By Mark Kelly
If you would indulge me, I would like to share a brief – and mostly hypothetical – story.
It seems a corporation experienced a reversal of fortune and found itself struggling financially. The CEO persuaded a majority of the board to implement a new business model, one which had successfully turned around thousands of companies in similar straits. Unfortunately, three years later, the corporation’s financial situation had not improved, and a group of directors made plans to oust the CEO.
A business reporter who heard about the corporate coup attempt began working on a story. She learned that the CEO knew almost nothing about the nuts and bolts of the business model he had recommended – in fact, he misunderstood it at the most basic level. He had no experience with the model, had never attended any training related to it. He actually had read only part of one book about the model – and a few unrelated columns in a women’s magazine written by the progenitor of the model.
Question: Would the reporter’s story criticize the business model for creating division among the corporation’s directors? Or would it focus on the CEO’s attempt to implement a model about which he knew practically nothing? If, on further investigation, the reporter discovered that a significant segment of the corporate directors had opposed the CEO’s hiring from the beginning and were waiting for an opportunity to fire him, would that bit of background affect the way she viewed the root cause of the situation?
The Nightline segment this past Wednesday didn’t delve into the Wall Street Journal’s Sept. 5, 2006, front-page story, “Veneration Gap: A Popular Strategy For Church Growth Splits Congregants,” but the opening moments of the Nightline piece showed the newspaper headline, and the criticism of Purpose Driven leveled by that article was the focus of Martin Bashir’s investigation.
Now a church is not a business, and a pastor is not a CEO, but what the WSJ article did was, in effect, criticize the Purpose Driven model for mistakes made by church leaders who were trying to implement a ministry paradigm they knew virtually nothing about.
The reporter illustrated the article with an anecdote about an unfortunate situation in a Mississippi church that resulted, in part, because a pastor attempted to change a congregation’s worship style from traditional to contemporary. The effort ended in a tragic division among the members of the church.
The article blamed the Purpose Driven model for that division, despite the fact that the pastor was quoted as saying he had read only part of Pastor Rick’s book, The Purpose Driven Church – and a few of his columns on the purpose-driven life that appear in Ladies' Home Journal. As far as we could tell, none of the three pastors prominently mentioned in the article ever received any training in implementing Purpose Driven principles. All of them appeared to misunderstand it at the most basic level.

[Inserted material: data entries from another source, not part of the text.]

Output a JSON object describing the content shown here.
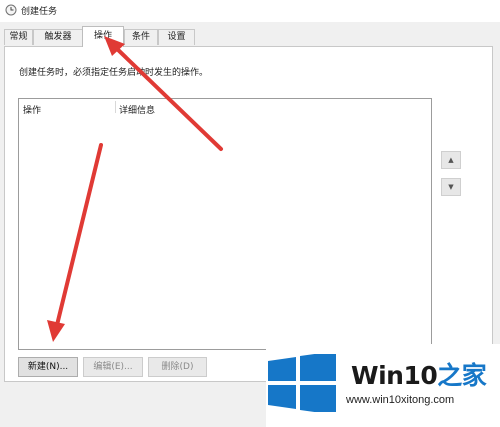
{
  "window": {
    "title": "创建任务"
  },
  "tabs": [
    {
      "label": "常规"
    },
    {
      "label": "触发器"
    },
    {
      "label": "操作"
    },
    {
      "label": "条件"
    },
    {
      "label": "设置"
    }
  ],
  "actions_tab": {
    "description": "创建任务时，必须指定任务启动时发生的操作。",
    "columns": [
      "操作",
      "详细信息"
    ],
    "rows": [],
    "move_up": "▲",
    "move_down": "▼",
    "buttons": {
      "new": "新建(N)...",
      "edit": "编辑(E)...",
      "delete": "删除(D)"
    }
  },
  "watermark": {
    "brand": "Win10",
    "suffix": "之家",
    "url": "www.win10xitong.com"
  },
  "colors": {
    "arrow": "#e03a35",
    "logo_blue": "#1677c8",
    "window_bg": "#f0f0f0"
  }
}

To her credit, the reporter quoted Pastor Rick as saying: "Probably 10% of all churches are in conflict at any given point, regardless of what they're doing. [That] is not just symptomatic of changing to purpose-driven. It would be symptomatic in changing to anything."
However, she failed to follow that lead and explore the history behind the conflict in these congregations. As I said in my last post, anyone who understands interpersonal and organizational conflict would not be surprised to discover a history of disagreement between the principals – and that the issue over which division occurred was merely the proverbial “straw that broke the camel’s back.”
Misunderstandings and rumors inevitably circulate about issues and people in the spotlight. It’s unfortunate when those misunderstandings and rumors find high-profile public expression on the front page of an internationally respected news journal. We appreciate people who refuse to take rumors at face value and instead make an effort to find out whether they are true.
Veneration Gap article on WSJ.com (subscription)